Furthermore, we extended our in silico analysis to incorporate a vaccinated population, considering vaccination rates set probabilistically at 50% and 80%. For those vaccinated, we increased the clearance rate (*δ*) by 1.5 times. This assumption for clearance rate shortened the viral shedding period by about 3 days, and this is larger than the previously reported shortening period of 2 days^{32}. Thus, a 1.5-fold increase in clearance rate is sufficient to account for an increase in clearance rate caused by the vaccination. The incorporation of this stochastic environment led to a modest increase in the variance of optimal virus parameters. However, it is essential to note that these changes in the model maintained our main conclusion. The mean values derived remained consistent with our original findings: viruses were selected for had an earlier peak and higher viral load dynamics, but a shorter duration of infection (Fig. S7). The selective pressure for increased transmissibility shapes the viral load dynamics, and isolation measures are likely to be a critical driver of these evolutionary transitions even considering the prior immunity.

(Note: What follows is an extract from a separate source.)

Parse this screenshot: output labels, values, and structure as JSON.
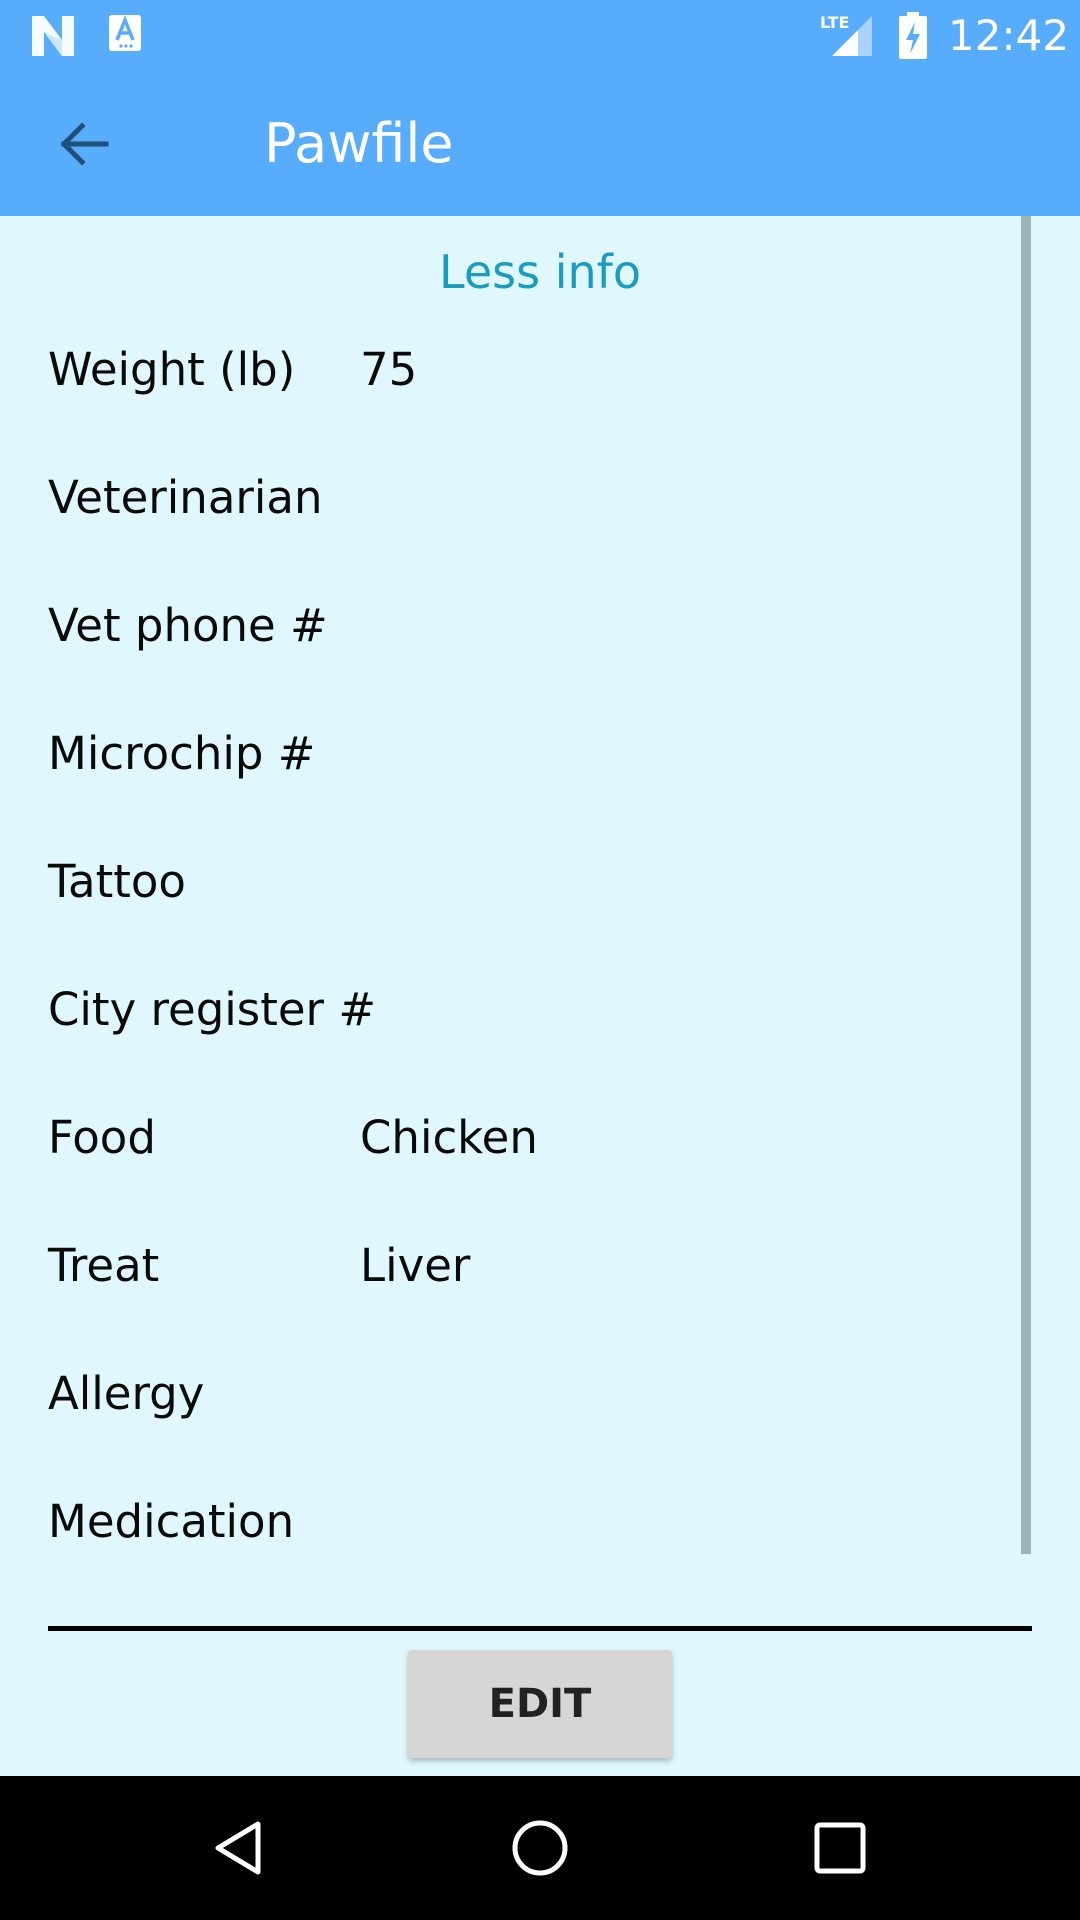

### Validating SARS-CoV-2 evolution with Omicron variants

The Omicron variant (originally B.1.1.529) was first isolated in South Africa in October 2021^{10,40}. After that time, of the identified Omicron subvariants, the BA.1 subvariant rapidly spread worldwide and became the most prevalent SARS-CoV-2 variant in many countries (Fig. 4a). Here, we consider simply the situation that BA.1 emerged during the spread of the Delta variant, which was the most predominant variant worldwide before BA.1, under NPIs.

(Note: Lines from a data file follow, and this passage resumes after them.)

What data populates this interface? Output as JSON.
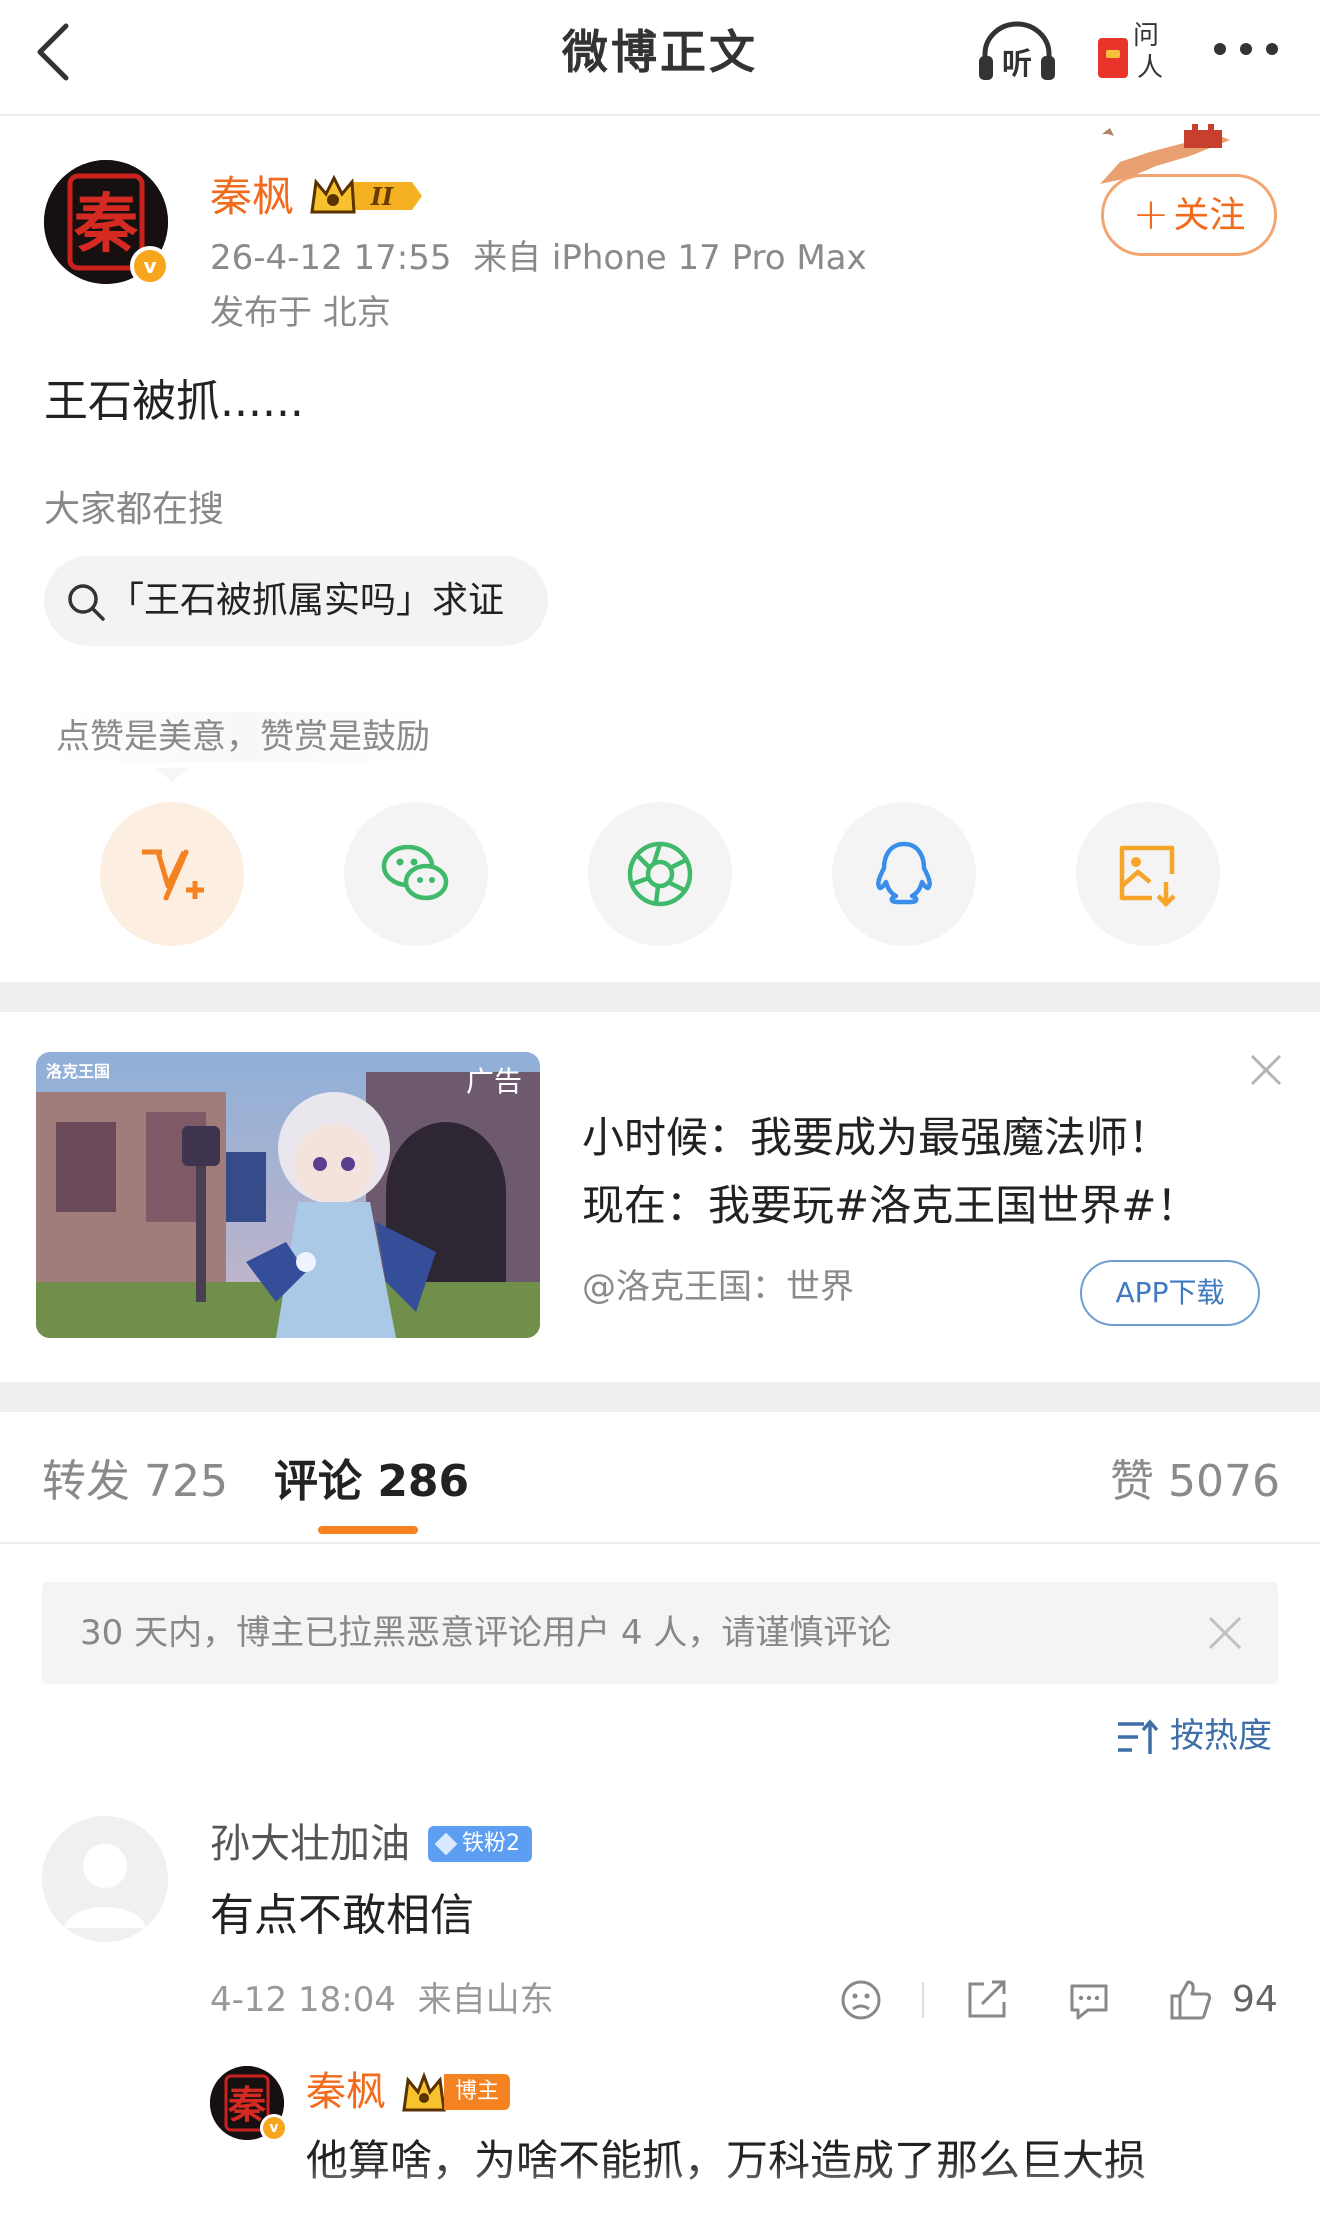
{
  "header": {
    "title": "微博正文",
    "listen_label": "听",
    "ask_label": "问人"
  },
  "author": {
    "name": "秦枫",
    "avatar_char": "秦",
    "verified_mark": "v",
    "level_badge": "II",
    "time": "26-4-12 17:55",
    "source": "来自 iPhone 17 Pro Max",
    "location": "发布于 北京",
    "follow_label": "关注",
    "follow_plus": "+"
  },
  "post": {
    "text": "王石被抓......"
  },
  "search_block": {
    "label": "大家都在搜",
    "query": "「王石被抓属实吗」求证"
  },
  "share": {
    "tip": "点赞是美意，赞赏是鼓励",
    "items": [
      "reward-icon",
      "wechat-icon",
      "moments-icon",
      "qq-icon",
      "save-image-icon"
    ]
  },
  "ad": {
    "tag": "广告",
    "image_logo": "洛克王国",
    "line1": "小时候：我要成为最强魔法师！",
    "line2": "现在：我要玩#洛克王国世界#！",
    "source": "@洛克王国：世界",
    "button": "APP下载"
  },
  "tabs": {
    "repost": "转发 725",
    "comment": "评论 286",
    "like": "赞 5076"
  },
  "notice": {
    "text": "30 天内，博主已拉黑恶意评论用户 4 人，请谨慎评论"
  },
  "sort": {
    "label": "按热度"
  },
  "comment": {
    "user": "孙大壮加油",
    "fan_badge": "铁粉2",
    "text": "有点不敢相信",
    "time": "4-12 18:04",
    "source": "来自山东",
    "likes": "94"
  },
  "reply": {
    "user": "秦枫",
    "avatar_char": "秦",
    "verified_mark": "v",
    "badge": "博主",
    "text": "他算啥，为啥不能抓，万科造成了那么巨大损"
  },
  "colors": {
    "accent_orange": "#f26b1d",
    "link_blue": "#3f6fa6",
    "fan_badge_blue": "#5c9ff2"
  }
}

To validate our hypothesis that isolation may be a selection pressure to further drive the evolution of viral phenotypes, we additionally used the longitudinal viral load of SARS-CoV-2 from the BA.1 subvariant in 49 infected patients^{41} (Table S1), and similarly analyzed those data together with the same data for the Delta variant (see METHODS in detail). The individual viral loads for the Delta variant (red) and BA.1 subvariant (green) are described in Fig. S8, and the estimated population parameters are shown in Table S5. We found that the time-series pattern of viral load for the BA.1 subvariant differed from that for the Delta variant as described in Fig. 4b. We further characterized and compared the distributions of the peak viral load, peak time, and duration of viral shedding in Fig. 4c. Interestingly, while we found almost the same peak time for the BA.1 subvariant viral load with a similar duration of viral shedding (*p* = 0.09 and 0.48 by the Mann-Whitney-Wilcoxon test, respectively), the comparison of peak viral load suggested a lower peak for the BA.1 subvariant than for the Delta variant (\(p=1.3\times {10}^{-6}\) by the Mann-Whitney-Wilcoxon test). On the other hand, as we expected, the BA.1 subvariant showed an earlier peak time and shorter viral shedding compared with the pre-Alpha and Alpha variants (see Fig. 1a–d vs. Fig. 4b, c). Altogether, these results imply that SARS-CoV-2 evolution toward an earlier peak viral load was maintained but slowed down. Interestingly, similar evolutionary trends were confirmed in a non-human primate model infected with different VOCs of SARS-CoV-2^{42}, obviously without NPIs in these cases. We discuss a mechanism behind those convergent phenotypic changes in detail later (see Discussion). Our quantitative empirical clinical data analysis based on our hypothesis could support that SARS-CoV-2 variants have evolved their acute phenotypes via a human-mediated selection pressure such as isolation.